> [Task goal]
Find how many lines below hold "data", then state that number by itself.
──────── Task inputs
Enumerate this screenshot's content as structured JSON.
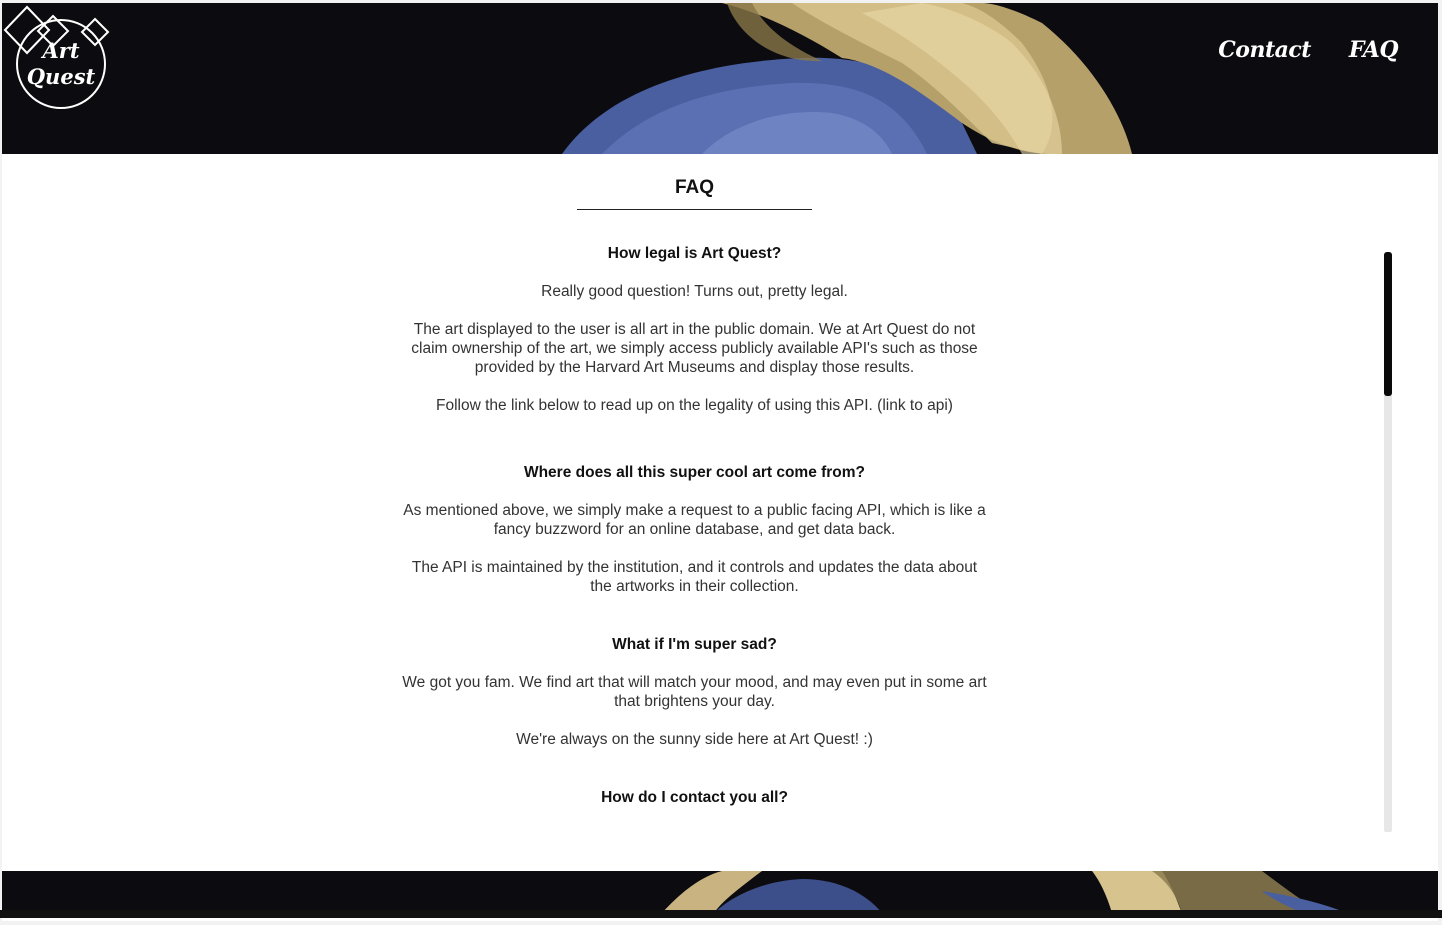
{
  "header": {
    "logo_line1": "Art",
    "logo_line2": "Quest",
    "nav": [
      {
        "label": "Contact"
      },
      {
        "label": "FAQ"
      }
    ]
  },
  "faq": {
    "title": "FAQ",
    "entries": [
      {
        "question": "How legal is Art Quest?",
        "answers": [
          "Really good question! Turns out, pretty legal.",
          "The art displayed to the user is all art in the public domain. We at Art Quest do not claim ownership of the art, we simply access publicly available API's such as those provided by the Harvard Art Museums and display those results.",
          "Follow the link below to read up on the legality of using this API. (link to api)"
        ]
      },
      {
        "question": "Where does all this super cool art come from?",
        "answers": [
          "As mentioned above, we simply make a request to a public facing API, which is like a fancy buzzword for an online database, and get data back.",
          "The API is maintained by the institution, and it controls and updates the data about the artworks in their collection."
        ]
      },
      {
        "question": "What if I'm super sad?",
        "answers": [
          "We got you fam. We find art that will match your mood, and may even put in some art that brightens your day.",
          "We're always on the sunny side here at Art Quest! :)"
        ]
      },
      {
        "question": "How do I contact you all?",
        "answers": []
      }
    ]
  },
  "colors": {
    "band_background": "#0c0c10",
    "text": "#333333",
    "scrollbar_thumb": "#0a0a0a",
    "scrollbar_track": "#e7e7e7"
  },
  "icons": [
    "diamond-icon",
    "diamond-icon",
    "diamond-icon"
  ]
}
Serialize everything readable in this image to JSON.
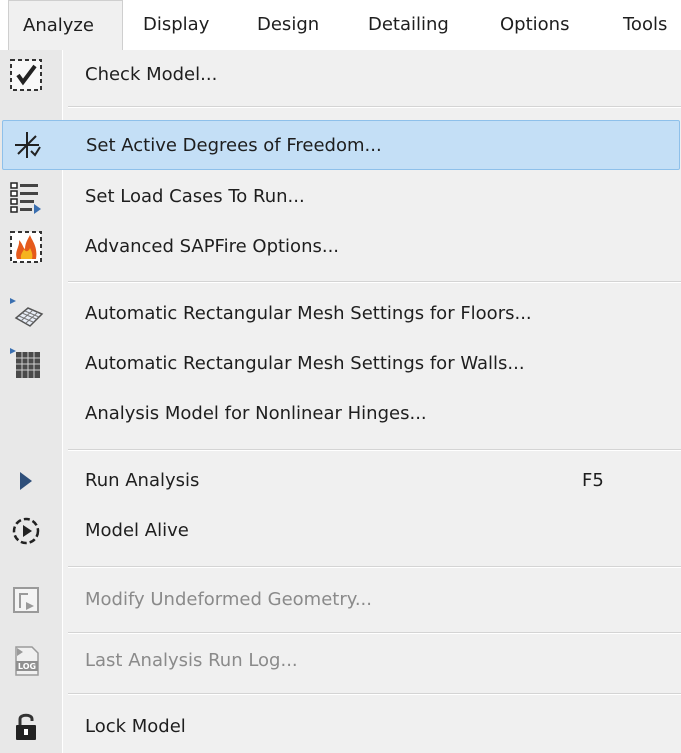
{
  "menubar": {
    "items": [
      {
        "label": "Analyze"
      },
      {
        "label": "Display"
      },
      {
        "label": "Design"
      },
      {
        "label": "Detailing"
      },
      {
        "label": "Options"
      },
      {
        "label": "Tools"
      }
    ]
  },
  "menu": {
    "items": [
      {
        "label": "Check Model...",
        "icon": "check-model-icon"
      },
      {
        "label": "Set Active Degrees of Freedom...",
        "icon": "degrees-of-freedom-icon",
        "state": "highlighted"
      },
      {
        "label": "Set Load Cases To Run...",
        "icon": "load-cases-list-icon"
      },
      {
        "label": "Advanced SAPFire Options...",
        "icon": "sapfire-flame-icon"
      },
      {
        "label": "Automatic Rectangular Mesh Settings for Floors...",
        "icon": "floor-mesh-icon"
      },
      {
        "label": "Automatic Rectangular Mesh Settings for Walls...",
        "icon": "wall-mesh-icon"
      },
      {
        "label": "Analysis Model for Nonlinear Hinges...",
        "icon": ""
      },
      {
        "label": "Run Analysis",
        "icon": "run-play-icon",
        "shortcut": "F5"
      },
      {
        "label": "Model Alive",
        "icon": "model-alive-icon"
      },
      {
        "label": "Modify Undeformed Geometry...",
        "icon": "modify-geometry-icon",
        "state": "disabled"
      },
      {
        "label": "Last Analysis Run Log...",
        "icon": "log-file-icon",
        "state": "disabled"
      },
      {
        "label": "Lock Model",
        "icon": "lock-icon"
      }
    ]
  },
  "colors": {
    "highlight": "#c4dff6",
    "highlight_border": "#8ec0ea",
    "disabled_text": "#8a8a8a"
  }
}
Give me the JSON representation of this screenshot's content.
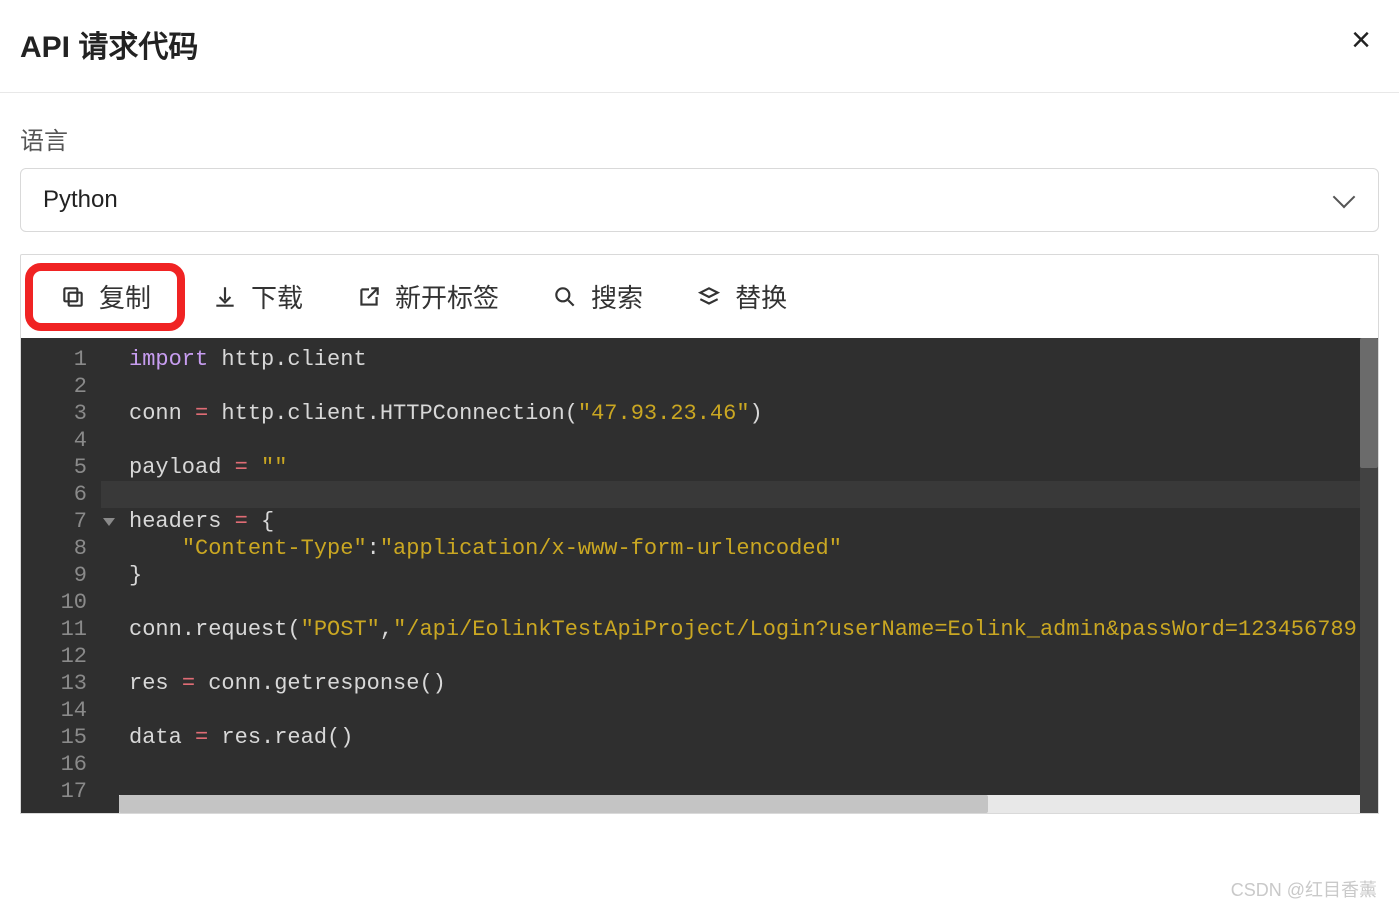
{
  "modal": {
    "title": "API 请求代码",
    "close_glyph": "×"
  },
  "form": {
    "language_label": "语言",
    "language_value": "Python"
  },
  "toolbar": {
    "copy": "复制",
    "download": "下载",
    "open_tab": "新开标签",
    "search": "搜索",
    "replace": "替换"
  },
  "editor": {
    "line_numbers": [
      "1",
      "2",
      "3",
      "4",
      "5",
      "6",
      "7",
      "8",
      "9",
      "10",
      "11",
      "12",
      "13",
      "14",
      "15",
      "16",
      "17"
    ],
    "active_line_index": 5,
    "fold_marker_line": 7,
    "code_lines": [
      [
        {
          "t": "import",
          "c": "kw"
        },
        {
          "t": " ",
          "c": "id"
        },
        {
          "t": "http.client",
          "c": "id"
        }
      ],
      [],
      [
        {
          "t": "conn ",
          "c": "id"
        },
        {
          "t": "=",
          "c": "op"
        },
        {
          "t": " http.client.",
          "c": "id"
        },
        {
          "t": "HTTPConnection",
          "c": "fn"
        },
        {
          "t": "(",
          "c": "pn"
        },
        {
          "t": "\"47.93.23.46\"",
          "c": "str"
        },
        {
          "t": ")",
          "c": "pn"
        }
      ],
      [],
      [
        {
          "t": "payload ",
          "c": "id"
        },
        {
          "t": "=",
          "c": "op"
        },
        {
          "t": " ",
          "c": "id"
        },
        {
          "t": "\"\"",
          "c": "str"
        }
      ],
      [],
      [
        {
          "t": "headers ",
          "c": "id"
        },
        {
          "t": "=",
          "c": "op"
        },
        {
          "t": " {",
          "c": "pn"
        }
      ],
      [
        {
          "t": "    ",
          "c": "id"
        },
        {
          "t": "\"Content-Type\"",
          "c": "str"
        },
        {
          "t": ":",
          "c": "pn"
        },
        {
          "t": "\"application/x-www-form-urlencoded\"",
          "c": "str"
        }
      ],
      [
        {
          "t": "}",
          "c": "pn"
        }
      ],
      [],
      [
        {
          "t": "conn.",
          "c": "id"
        },
        {
          "t": "request",
          "c": "fn"
        },
        {
          "t": "(",
          "c": "pn"
        },
        {
          "t": "\"POST\"",
          "c": "str"
        },
        {
          "t": ",",
          "c": "pn"
        },
        {
          "t": "\"/api/EolinkTestApiProject/Login?userName=Eolink_admin&passWord=123456789",
          "c": "str"
        }
      ],
      [],
      [
        {
          "t": "res ",
          "c": "id"
        },
        {
          "t": "=",
          "c": "op"
        },
        {
          "t": " conn.",
          "c": "id"
        },
        {
          "t": "getresponse",
          "c": "fn"
        },
        {
          "t": "()",
          "c": "pn"
        }
      ],
      [],
      [
        {
          "t": "data ",
          "c": "id"
        },
        {
          "t": "=",
          "c": "op"
        },
        {
          "t": " res.",
          "c": "id"
        },
        {
          "t": "read",
          "c": "fn"
        },
        {
          "t": "()",
          "c": "pn"
        }
      ],
      [],
      []
    ]
  },
  "watermark": "CSDN @红目香薰"
}
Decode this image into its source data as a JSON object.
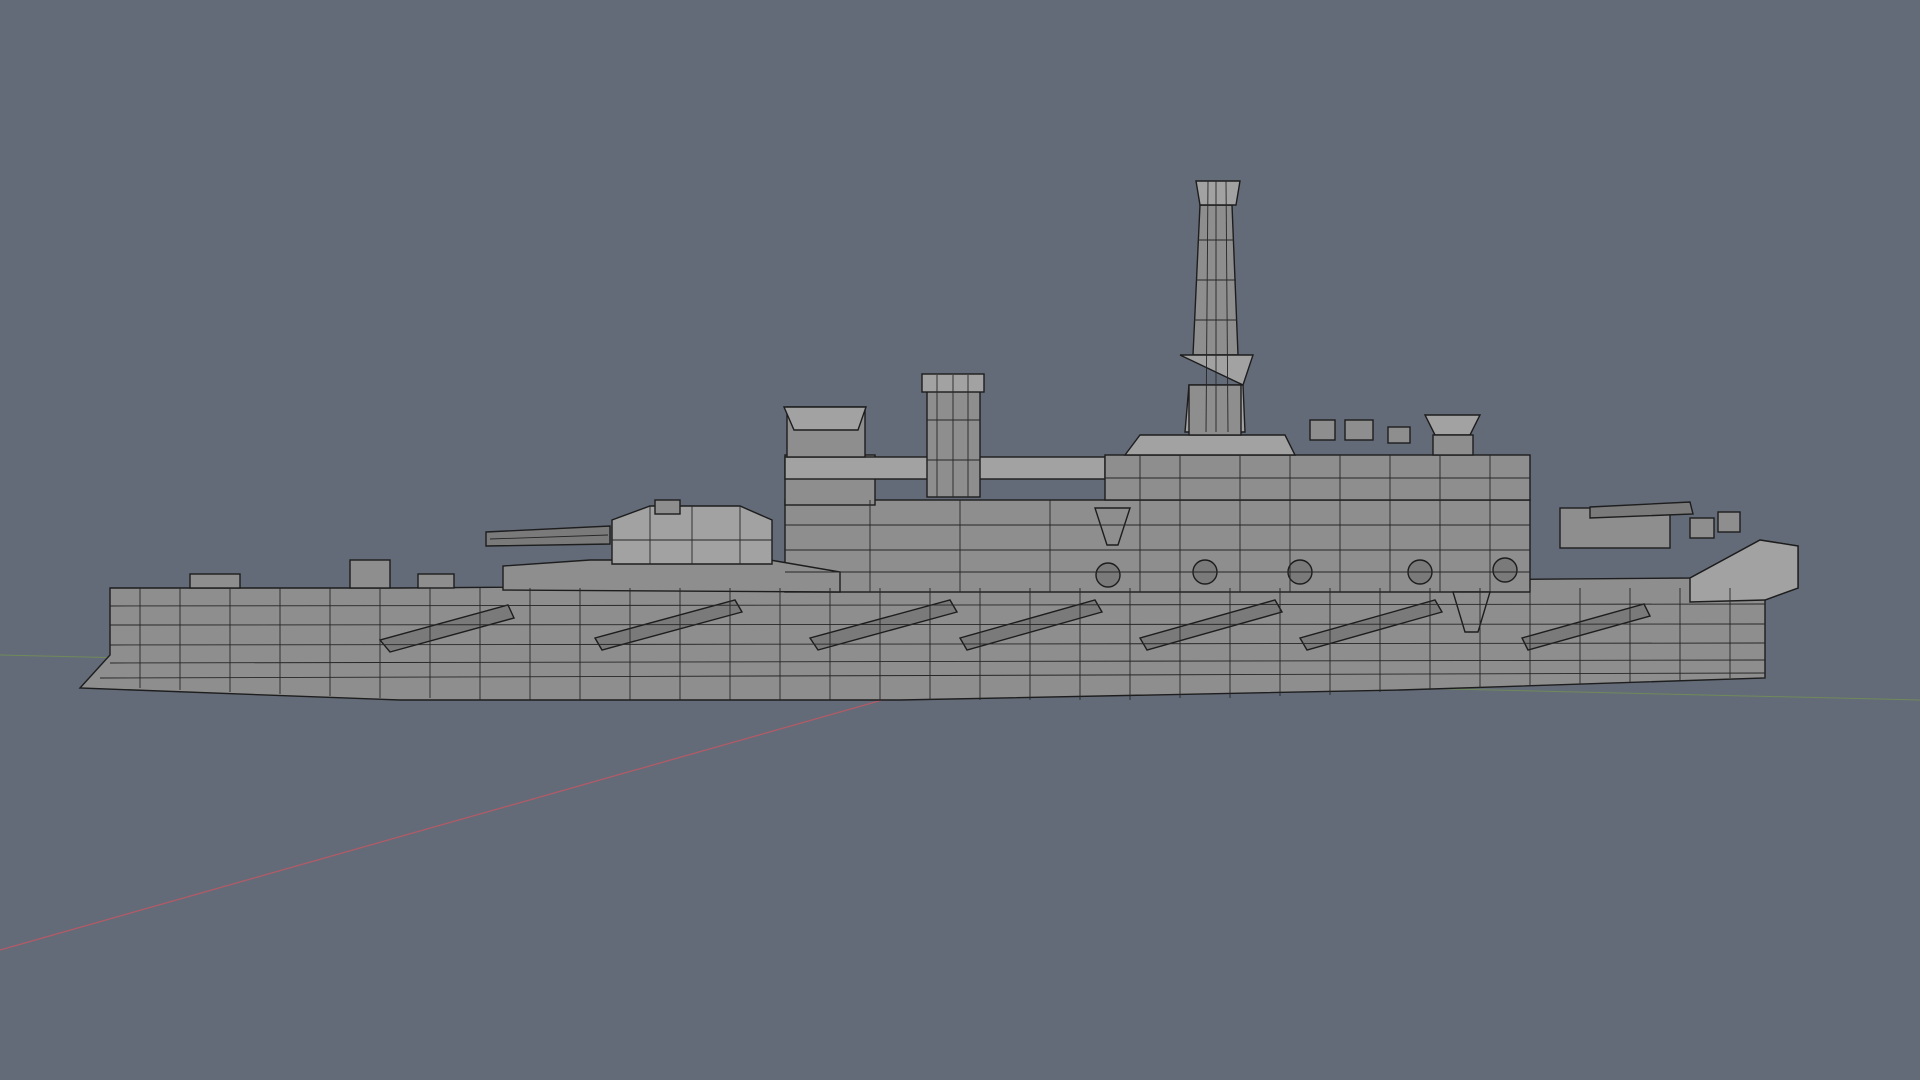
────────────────
> [Answer box]
4